I have been studying nutrition very carefully for more than a decade now and one of the things that I have become convinced of is that white rice cereal can predispose to childhood obesity. In fact I think it is the tap root of the child obesity epidemic.
It almost seems like there is an intentional campaign to habituate babies to sugar at the earliest possible date. If starch digests into sugar, and white rice is 94% starch, we got a problem. Greene says we might as well fill the feeding bottles with soda pop. (Which some parents actually do anyway.) Can Greene’s view of white rice cereal as the prototypical villain be seen through the psychological food dependence-addiction lens? Dr. Pretlow says,
Digestion into sugar doesn’t seem to be a factor, as it is “fast receptor” stimulation (i.e. taste, texture) that activates the brain’s reward center where addiction originates, rather than slow receptor stimulation like rising blood sugar.
Since it doesn’t taste that sweet going in, rice cereal would seem not to fit the profile of a highly pleasurable, hyper-palatable, hedonic food.
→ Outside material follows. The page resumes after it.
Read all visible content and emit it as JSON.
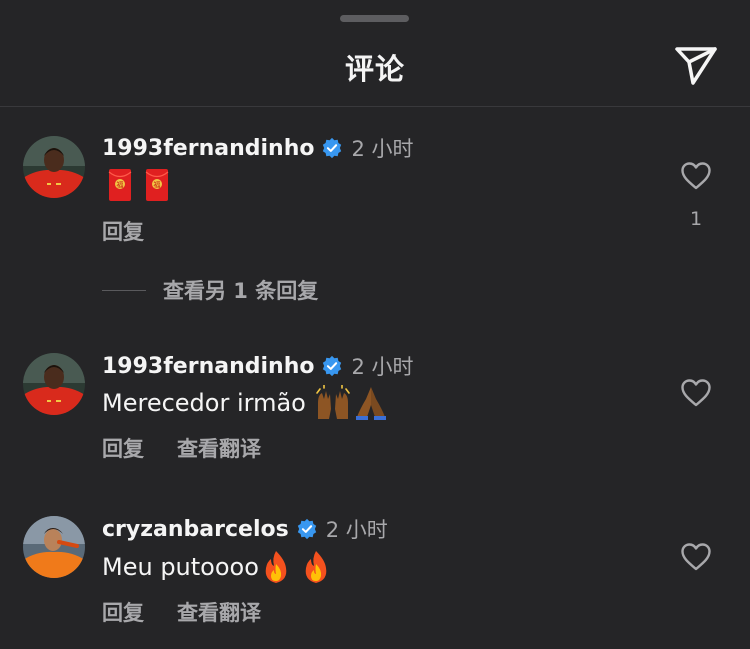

So it looks like rice cereal brings along the unhealthful effects of sugar, without even providing that initial rush of sweetness for the taste buds. Of course, the marketplace offers plenty of other baby goop that does taste sweet, like PediaSure, which Dr. Pretlow has written about for Fooducate.
The basic urge behind substance abuse is the hope to alleviate pain, or, better yet, eradicate it entirely. A great deal of addiction results from a person’s efforts to self-medicate the pain away. Various predisposing influences may lead to a person being at risk for addiction. Environmental factors can exacerbate the distress, and activate an addiction-prone person into full-blown substance dependency.
In any case, one thing is for certain. As a drug of choice, what could be more suitable than the very first pain-relieving pleasure ever experienced in life? The ingestion of something delicious is probably the earliest sense memory we have. When life gets on top of a person to such an extent that substance addiction is seen an answer, food is the ideal candidate. Food is the dream drug of reasonably prudent individuals. It takes a certain type of outlaw personality to embark on a lifetime of heroin addiction, but with food, there is just about zero chance of going to jail.
As always, for many of us, it’s too late to make use of this knowledge. But for anybody who is not finished having children yet, this might be useful information. A prospective parent might want to take a closer look at the whole question of solid food, and especially of which solid food to feed the baby. Can’t hurt, might help.
Your responses and feedback are welcome!
Source: “Child obesity linked to formula, early start on solids,” USA Today, 02/07/11
Source: “Rice Cereal Controversy: Does It Make Kids Fat?,” ABCNews, 01/31/11
Image by Flutterbright (Angel), used under its Creative Commons license.